» **WHAT YOU WILL DO**:
Find each line below where the word "نواف" occurs, and copy it.
Segment Start: EXERCISE MATERIAL
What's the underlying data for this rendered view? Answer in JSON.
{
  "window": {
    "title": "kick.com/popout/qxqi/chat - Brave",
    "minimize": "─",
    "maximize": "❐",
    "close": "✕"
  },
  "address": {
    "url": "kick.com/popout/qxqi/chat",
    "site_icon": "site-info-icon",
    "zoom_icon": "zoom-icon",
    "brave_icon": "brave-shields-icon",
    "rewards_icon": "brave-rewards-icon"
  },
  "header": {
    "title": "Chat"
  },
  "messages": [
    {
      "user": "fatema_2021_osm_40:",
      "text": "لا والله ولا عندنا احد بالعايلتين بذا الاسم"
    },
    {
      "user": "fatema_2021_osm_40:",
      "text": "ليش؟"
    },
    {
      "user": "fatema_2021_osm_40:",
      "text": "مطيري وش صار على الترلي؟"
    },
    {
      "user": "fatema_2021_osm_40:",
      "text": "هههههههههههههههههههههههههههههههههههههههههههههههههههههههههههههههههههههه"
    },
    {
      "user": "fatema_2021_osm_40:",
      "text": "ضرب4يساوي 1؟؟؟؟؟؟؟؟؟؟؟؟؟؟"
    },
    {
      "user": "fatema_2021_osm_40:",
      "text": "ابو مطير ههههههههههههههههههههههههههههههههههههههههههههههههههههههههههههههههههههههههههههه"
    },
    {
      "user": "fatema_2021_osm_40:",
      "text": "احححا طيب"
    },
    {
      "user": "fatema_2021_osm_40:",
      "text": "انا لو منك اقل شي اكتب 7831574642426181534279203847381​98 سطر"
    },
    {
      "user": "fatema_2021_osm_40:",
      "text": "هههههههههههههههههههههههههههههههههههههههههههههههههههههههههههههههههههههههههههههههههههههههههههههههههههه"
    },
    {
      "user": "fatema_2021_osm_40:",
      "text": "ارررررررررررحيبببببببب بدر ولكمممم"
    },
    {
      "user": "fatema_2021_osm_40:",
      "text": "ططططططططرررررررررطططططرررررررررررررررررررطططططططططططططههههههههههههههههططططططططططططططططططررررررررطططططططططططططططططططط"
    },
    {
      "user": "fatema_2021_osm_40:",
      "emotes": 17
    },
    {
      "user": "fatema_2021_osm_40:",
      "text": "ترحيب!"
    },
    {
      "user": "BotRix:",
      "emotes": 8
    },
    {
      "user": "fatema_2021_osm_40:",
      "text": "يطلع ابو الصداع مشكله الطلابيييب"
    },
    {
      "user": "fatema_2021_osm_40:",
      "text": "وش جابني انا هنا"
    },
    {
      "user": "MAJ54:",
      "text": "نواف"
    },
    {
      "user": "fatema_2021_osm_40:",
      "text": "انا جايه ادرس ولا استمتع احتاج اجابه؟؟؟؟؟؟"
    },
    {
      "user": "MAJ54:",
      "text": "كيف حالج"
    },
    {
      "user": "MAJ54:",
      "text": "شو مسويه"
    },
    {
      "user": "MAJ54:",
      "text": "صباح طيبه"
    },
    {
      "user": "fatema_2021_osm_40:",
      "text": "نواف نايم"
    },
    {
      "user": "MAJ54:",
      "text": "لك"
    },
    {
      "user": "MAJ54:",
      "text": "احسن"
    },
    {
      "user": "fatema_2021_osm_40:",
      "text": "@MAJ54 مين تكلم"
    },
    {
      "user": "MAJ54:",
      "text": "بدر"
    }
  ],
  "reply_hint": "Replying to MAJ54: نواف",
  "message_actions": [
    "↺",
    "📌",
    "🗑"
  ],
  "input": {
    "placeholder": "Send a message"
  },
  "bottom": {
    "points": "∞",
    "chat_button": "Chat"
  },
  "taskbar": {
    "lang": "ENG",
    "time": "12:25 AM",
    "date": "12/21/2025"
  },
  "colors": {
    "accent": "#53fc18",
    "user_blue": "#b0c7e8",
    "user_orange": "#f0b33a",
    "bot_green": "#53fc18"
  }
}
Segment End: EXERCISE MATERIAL
» **WRITTEN SOLUTION**:
      "text": "نواف"
      "text": "نواف نايم"
  "reply_hint": "Replying to MAJ54: نواف",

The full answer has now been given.